Sound pollution threatens harbor porpoise populations by interrupting their normal behavior and driving them away from areas important to their survival. Increasing evidence suggests that exposure to intense underwater sound in some settings may cause some porpoises to strand and ultimately die. NOAA Fisheries is investigating all aspects of acoustic communication and hearing in marine animals. In 2016, we issued technical guidance for assessing the effects of anthropogenic sound on marine mammal hearing.

Learn more about ocean noise

Overseeing Marine Mammal Health and Stranding Response

We work with volunteer networks in all coastal states to respond to marine mammal strandings. When stranded animals are found alive, NOAA Fisheries and our partners assess the animal’s health and try to return it to the water. When stranded animals are found dead, our scientists work to understand and investigate the cause of death. Although the cause often remains unknown, scientists can sometimes identify strandings due to disease, harmful algal blooms, vessel strikes, fishing gear entanglements, pollution exposure, and underwater noise.
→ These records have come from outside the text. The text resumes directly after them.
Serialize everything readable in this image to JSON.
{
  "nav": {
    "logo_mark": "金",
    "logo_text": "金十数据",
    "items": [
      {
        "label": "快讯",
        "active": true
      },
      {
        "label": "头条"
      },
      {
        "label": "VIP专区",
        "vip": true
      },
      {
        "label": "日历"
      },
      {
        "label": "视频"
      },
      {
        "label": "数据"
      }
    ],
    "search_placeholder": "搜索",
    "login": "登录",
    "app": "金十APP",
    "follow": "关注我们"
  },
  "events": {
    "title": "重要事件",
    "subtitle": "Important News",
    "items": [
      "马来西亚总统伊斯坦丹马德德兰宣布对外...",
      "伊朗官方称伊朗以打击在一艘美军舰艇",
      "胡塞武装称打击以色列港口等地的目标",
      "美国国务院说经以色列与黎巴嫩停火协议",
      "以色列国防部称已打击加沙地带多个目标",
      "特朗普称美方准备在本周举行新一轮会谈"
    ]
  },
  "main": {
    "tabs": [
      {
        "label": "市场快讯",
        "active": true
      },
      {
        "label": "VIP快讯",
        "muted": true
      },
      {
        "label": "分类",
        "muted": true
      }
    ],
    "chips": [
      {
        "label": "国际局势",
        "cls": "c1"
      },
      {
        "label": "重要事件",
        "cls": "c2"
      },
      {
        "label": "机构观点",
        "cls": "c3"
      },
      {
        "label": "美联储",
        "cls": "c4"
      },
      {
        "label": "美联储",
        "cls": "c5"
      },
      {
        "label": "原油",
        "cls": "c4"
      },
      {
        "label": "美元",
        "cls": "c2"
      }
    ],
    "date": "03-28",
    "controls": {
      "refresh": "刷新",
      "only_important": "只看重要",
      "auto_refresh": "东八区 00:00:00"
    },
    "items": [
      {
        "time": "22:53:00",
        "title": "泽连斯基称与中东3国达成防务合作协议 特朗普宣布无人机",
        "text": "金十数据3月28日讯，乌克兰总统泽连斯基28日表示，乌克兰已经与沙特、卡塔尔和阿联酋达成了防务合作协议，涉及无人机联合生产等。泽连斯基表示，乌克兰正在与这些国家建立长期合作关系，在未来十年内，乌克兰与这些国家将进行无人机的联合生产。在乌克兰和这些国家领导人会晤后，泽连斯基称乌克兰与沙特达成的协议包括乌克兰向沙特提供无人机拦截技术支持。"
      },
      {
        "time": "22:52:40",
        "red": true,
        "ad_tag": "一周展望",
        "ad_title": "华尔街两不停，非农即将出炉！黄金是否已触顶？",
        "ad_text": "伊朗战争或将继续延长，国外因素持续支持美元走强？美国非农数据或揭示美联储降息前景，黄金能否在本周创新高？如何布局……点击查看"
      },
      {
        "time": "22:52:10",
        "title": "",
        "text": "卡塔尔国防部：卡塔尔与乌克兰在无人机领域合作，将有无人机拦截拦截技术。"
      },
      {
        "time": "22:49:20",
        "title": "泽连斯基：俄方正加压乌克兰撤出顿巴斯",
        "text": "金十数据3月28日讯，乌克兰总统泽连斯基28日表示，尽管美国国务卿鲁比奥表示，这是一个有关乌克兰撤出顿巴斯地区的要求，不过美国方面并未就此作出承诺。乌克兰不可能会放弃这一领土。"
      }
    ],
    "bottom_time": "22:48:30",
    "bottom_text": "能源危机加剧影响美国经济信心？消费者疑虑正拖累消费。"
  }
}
Some strandings can serve as indicators of ocean health, giving insight into larger environmental issues that can have implications for human health and welfare.

Learn more about the Marine Mammal Health and Stranding Response Program

Regulatory History

Harbor porpoises are protected under the Marine Mammal Protection Act of 1972, as amended.

Key Documents

A complete list of regulatory and management documents for harbor porpoises is available.